“Sixteen Jackies”  is a one woman, one act, play chronicling the experiences of former first lady, Jacqueline Kennedy. RUMPUSROOM has plans to mount a full production of “Sixteen Jackies” this autumn.

Sixteen Jackies

BoxFest Detroit, 2013

Peaches by Kelly Rossi
Directed by Amanda Ewing
BoxFest 2013

Show times
Saturday, August 3, 2013 at 3:00 pm
Thursday, August 8, 2013 at 7:00 pm
Friday, August 9, 2013 at 7:00 pm
Saturday, August 10, 2013 at 3:00 pm

BoxFest Detroit is an annual theatre festival that showcases and creates opportunities for women directors.  Though the main focus of the event is the directors, BoxFest Detroit creates a festive energy by including special opening and closing night events and by using the lobby to create an art gallery for female inspired art.  Proceeds from the event are given to two directors as a scholarship to help further her career and the winner of the audience vote competition is given the opportunity to direct a show with Planet Ant Theatre’s Late Night Series.

“Peaches” is a twenty-minute one-act centered around familial tensions. Written by BoxFest Detroit’s Executive Director, Kelly Rossi, this show highlights how the smallest misunderstandings can cause the biggest upsets. Starring Elizabeth Jaffe as an amateur writer, and Kez Settle as her motherly cousin, the two women attempt to make amends after a fight about peaches.

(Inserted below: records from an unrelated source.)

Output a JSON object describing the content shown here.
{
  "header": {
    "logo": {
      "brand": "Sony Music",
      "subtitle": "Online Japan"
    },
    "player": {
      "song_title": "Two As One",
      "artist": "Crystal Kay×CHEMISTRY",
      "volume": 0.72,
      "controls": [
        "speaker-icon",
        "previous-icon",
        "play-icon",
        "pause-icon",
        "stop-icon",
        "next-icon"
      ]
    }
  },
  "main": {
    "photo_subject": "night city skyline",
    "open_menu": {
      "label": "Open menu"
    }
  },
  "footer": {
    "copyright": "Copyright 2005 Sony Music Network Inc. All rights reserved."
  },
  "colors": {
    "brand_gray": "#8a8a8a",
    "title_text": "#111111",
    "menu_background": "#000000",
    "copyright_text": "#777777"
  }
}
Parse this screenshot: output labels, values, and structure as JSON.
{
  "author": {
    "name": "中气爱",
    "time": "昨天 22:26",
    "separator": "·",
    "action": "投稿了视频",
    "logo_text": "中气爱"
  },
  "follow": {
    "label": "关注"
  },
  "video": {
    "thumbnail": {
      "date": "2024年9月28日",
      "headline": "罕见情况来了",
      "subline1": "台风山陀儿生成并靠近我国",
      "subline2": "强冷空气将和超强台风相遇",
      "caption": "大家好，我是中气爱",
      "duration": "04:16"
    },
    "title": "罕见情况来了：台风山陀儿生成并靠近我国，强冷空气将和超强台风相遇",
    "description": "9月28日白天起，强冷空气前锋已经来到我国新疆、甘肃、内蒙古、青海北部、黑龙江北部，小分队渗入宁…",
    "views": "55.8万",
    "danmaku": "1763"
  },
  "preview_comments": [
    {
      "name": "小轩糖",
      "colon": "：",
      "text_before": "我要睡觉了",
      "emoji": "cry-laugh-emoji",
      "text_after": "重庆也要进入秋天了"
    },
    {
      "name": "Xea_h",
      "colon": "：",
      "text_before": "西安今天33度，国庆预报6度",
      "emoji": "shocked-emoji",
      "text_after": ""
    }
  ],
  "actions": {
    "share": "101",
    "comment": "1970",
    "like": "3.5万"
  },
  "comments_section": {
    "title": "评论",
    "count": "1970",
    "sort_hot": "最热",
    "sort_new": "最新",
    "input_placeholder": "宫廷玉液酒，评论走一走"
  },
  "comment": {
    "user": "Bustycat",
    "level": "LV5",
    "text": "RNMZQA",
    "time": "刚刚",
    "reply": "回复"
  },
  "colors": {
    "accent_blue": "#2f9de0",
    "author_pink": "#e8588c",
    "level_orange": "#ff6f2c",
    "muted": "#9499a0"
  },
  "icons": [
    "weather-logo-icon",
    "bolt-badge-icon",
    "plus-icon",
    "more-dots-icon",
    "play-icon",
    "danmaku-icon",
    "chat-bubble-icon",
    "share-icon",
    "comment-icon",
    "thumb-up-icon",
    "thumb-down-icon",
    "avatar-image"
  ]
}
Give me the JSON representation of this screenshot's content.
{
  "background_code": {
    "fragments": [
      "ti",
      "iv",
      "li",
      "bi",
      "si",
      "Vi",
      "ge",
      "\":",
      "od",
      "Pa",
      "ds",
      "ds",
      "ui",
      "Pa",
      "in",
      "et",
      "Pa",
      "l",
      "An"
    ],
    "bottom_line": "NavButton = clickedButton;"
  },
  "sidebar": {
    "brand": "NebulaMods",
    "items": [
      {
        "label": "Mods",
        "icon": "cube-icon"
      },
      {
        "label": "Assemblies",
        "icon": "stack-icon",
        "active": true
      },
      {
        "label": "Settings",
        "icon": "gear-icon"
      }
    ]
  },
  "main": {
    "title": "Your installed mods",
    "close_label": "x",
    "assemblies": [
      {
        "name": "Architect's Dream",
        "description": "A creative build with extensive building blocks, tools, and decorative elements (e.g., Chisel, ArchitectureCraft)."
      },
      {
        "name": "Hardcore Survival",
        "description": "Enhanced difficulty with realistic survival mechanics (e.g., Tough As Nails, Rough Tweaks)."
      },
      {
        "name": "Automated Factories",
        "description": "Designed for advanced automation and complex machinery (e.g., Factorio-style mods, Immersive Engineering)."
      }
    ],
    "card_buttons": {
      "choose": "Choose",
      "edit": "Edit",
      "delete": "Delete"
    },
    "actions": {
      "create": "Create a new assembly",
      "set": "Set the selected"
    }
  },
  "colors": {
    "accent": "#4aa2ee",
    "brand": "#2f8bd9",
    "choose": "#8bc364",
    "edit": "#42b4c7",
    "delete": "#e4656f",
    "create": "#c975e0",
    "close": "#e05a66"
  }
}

EncoreMichigan.com Review
“Amanda Ewing kept a firm hand on the tiller, and the visuals are compelling. It’s a play with a moral: Communication is the key to conciliation, no matter what strange form that communication takes.”

New Position

I’m excited to announce that I have joined the Office of New Student Programs at the University of Michigan as the Educational Theatre Production (UMetc) Assistant/Program Coordinator.

The position assists with the direction and coordination of the UMetc, which utilizes a company of undergraduate actor/peer educators and performs thought the year including undergraduate orientation programs. This position assists with the script development and editing; administration of the audition process; schedule and attend all performances; manage prop preparation and set-up; oversee sound and lighting; represent the company in administrative activities; coordinate personnel functions including processing of payroll; prepare monthly and annual reports of program activities; and evaluate  performances. In the absence of the Director, this position would also run rehearsals or direct performances.

I’m really excited about this position as the convergence of my academic, teaching, administrative, theatre production, and theatre for social change interests in one full time position.